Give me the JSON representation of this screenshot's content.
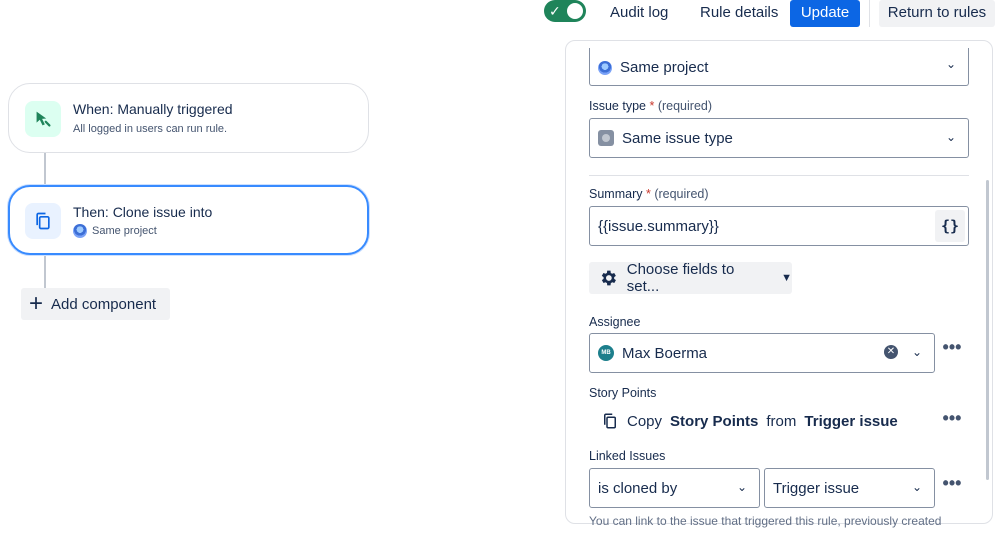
{
  "header": {
    "toggle_on": true,
    "audit_log_label": "Audit log",
    "rule_details_label": "Rule details",
    "update_label": "Update",
    "return_label": "Return to rules"
  },
  "canvas": {
    "trigger": {
      "title": "When: Manually triggered",
      "subtitle": "All logged in users can run rule.",
      "icon": "cursor-icon"
    },
    "action": {
      "title": "Then: Clone issue into",
      "subtitle": "Same project",
      "icon": "copy-icon"
    },
    "add_component_label": "Add component"
  },
  "panel": {
    "project_value": "Same project",
    "issue_type": {
      "label": "Issue type",
      "required_star": "*",
      "required_text": "(required)",
      "value": "Same issue type"
    },
    "summary": {
      "label": "Summary",
      "required_star": "*",
      "required_text": "(required)",
      "value": "{{issue.summary}}",
      "smart_value_button": "{}"
    },
    "choose_fields_label": "Choose fields to set...",
    "assignee": {
      "label": "Assignee",
      "value": "Max Boerma",
      "avatar_initials": "MB"
    },
    "story_points": {
      "label": "Story Points",
      "copy_prefix": "Copy",
      "field": "Story Points",
      "from_text": "from",
      "source": "Trigger issue"
    },
    "linked_issues": {
      "label": "Linked Issues",
      "link_type": "is cloned by",
      "target": "Trigger issue",
      "help": "You can link to the issue that triggered this rule, previously created"
    }
  },
  "colors": {
    "primary": "#0c66e4",
    "toggle": "#1f845a",
    "focus_border": "#388bff",
    "required": "#c9372c"
  }
}
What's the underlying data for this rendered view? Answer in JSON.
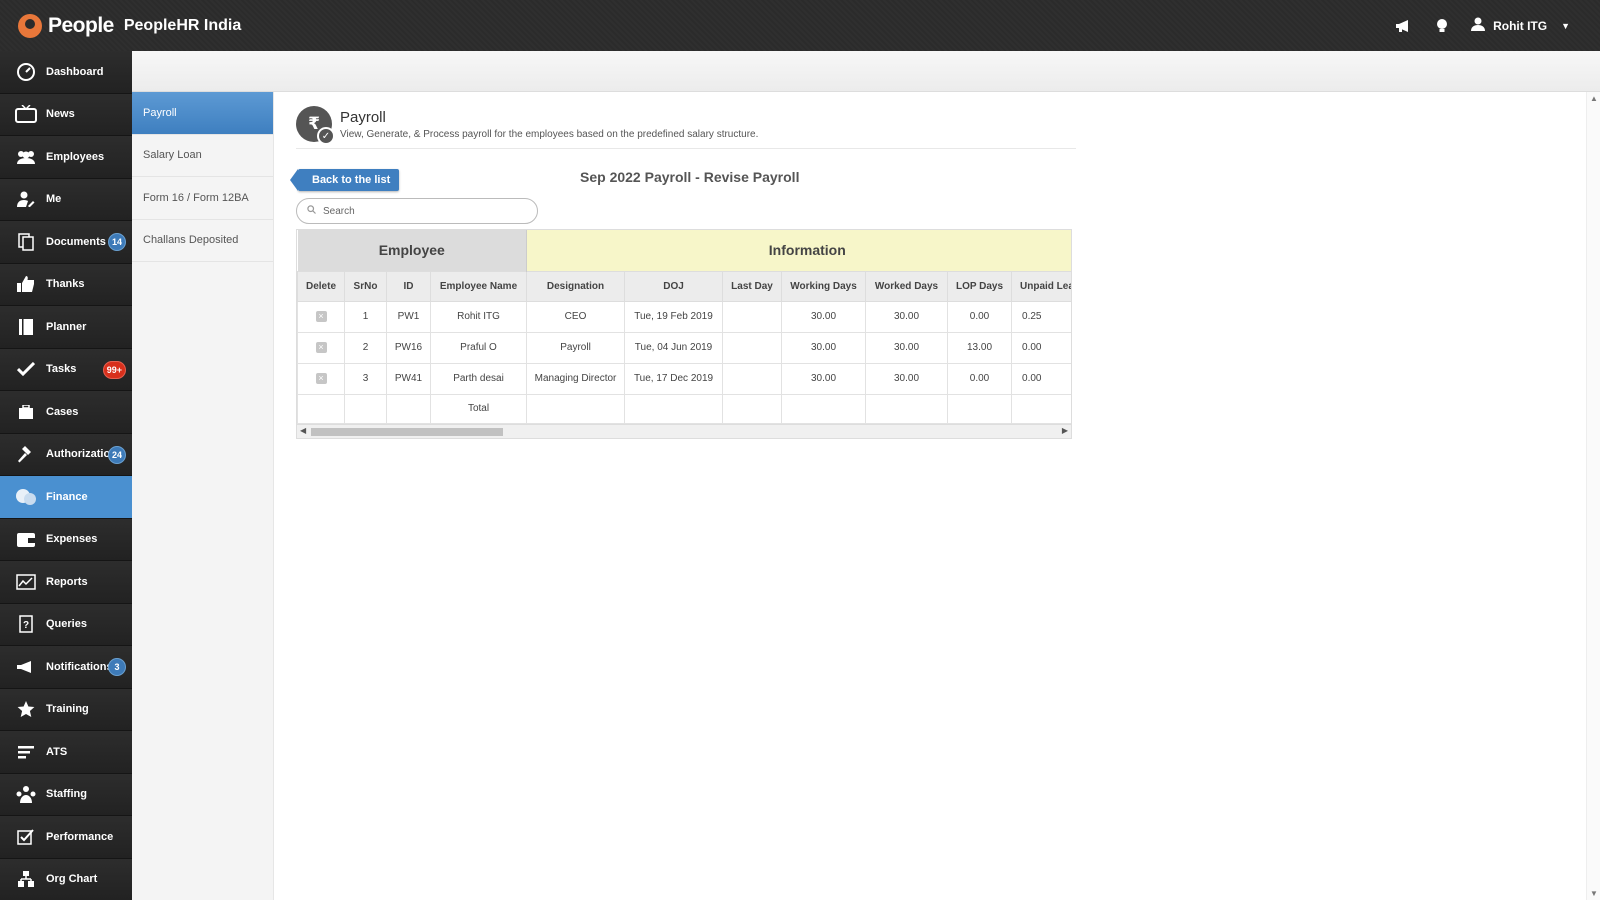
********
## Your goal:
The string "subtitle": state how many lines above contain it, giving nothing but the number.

## Task solution:
2